Start of PROVIDED MATERIAL

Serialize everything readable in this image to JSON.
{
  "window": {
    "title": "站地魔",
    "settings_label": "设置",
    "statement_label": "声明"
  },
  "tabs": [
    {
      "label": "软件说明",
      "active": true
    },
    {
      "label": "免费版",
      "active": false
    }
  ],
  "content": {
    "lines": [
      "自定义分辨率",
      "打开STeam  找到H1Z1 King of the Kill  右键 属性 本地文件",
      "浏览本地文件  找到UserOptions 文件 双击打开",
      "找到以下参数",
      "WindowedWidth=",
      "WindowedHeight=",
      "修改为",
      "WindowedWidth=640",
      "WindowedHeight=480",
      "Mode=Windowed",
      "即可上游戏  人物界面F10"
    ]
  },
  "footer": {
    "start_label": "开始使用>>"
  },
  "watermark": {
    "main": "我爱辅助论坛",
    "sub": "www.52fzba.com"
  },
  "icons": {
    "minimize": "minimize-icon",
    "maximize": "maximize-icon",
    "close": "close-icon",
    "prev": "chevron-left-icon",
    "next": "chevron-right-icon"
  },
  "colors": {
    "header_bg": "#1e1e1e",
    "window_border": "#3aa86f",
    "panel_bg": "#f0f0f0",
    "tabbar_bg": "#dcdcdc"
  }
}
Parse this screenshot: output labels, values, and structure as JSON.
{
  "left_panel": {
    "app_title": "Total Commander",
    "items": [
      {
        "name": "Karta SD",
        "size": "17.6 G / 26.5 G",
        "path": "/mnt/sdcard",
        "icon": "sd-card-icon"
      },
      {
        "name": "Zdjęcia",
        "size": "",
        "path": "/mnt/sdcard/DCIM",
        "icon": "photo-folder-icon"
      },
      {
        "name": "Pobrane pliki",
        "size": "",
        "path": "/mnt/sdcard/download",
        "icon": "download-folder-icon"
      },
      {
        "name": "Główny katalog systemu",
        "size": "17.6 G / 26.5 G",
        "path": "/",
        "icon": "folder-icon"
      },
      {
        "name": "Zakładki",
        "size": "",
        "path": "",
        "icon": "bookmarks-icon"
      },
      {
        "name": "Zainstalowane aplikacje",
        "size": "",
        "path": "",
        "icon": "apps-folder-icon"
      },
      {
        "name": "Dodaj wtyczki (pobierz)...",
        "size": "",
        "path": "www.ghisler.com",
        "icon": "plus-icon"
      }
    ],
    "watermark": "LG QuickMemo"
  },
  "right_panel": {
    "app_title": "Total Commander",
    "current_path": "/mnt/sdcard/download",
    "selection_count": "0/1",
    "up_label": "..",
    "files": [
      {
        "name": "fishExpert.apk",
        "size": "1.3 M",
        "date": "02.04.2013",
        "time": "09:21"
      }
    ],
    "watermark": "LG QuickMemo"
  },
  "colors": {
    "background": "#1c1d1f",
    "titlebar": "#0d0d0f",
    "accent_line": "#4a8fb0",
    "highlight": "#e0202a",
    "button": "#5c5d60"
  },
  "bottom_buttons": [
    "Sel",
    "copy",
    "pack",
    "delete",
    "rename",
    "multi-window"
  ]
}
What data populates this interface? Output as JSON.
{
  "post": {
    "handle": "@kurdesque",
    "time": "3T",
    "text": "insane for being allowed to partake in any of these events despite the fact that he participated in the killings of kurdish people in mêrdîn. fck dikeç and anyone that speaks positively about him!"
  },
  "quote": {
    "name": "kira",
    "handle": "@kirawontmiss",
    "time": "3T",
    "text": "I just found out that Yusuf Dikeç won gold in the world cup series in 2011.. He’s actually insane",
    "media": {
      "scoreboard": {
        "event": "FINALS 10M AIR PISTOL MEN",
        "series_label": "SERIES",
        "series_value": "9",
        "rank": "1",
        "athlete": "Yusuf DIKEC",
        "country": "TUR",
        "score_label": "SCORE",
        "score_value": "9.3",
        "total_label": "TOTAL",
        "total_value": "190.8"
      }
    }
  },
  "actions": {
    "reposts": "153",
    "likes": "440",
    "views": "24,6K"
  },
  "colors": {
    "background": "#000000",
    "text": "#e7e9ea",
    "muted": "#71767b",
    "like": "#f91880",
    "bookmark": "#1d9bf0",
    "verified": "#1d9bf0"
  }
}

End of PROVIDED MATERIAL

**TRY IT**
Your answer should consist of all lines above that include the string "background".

**OUTPUT FOR THIS EXERCISE**
    "background": "#1c1d1f",
    "background": "#000000",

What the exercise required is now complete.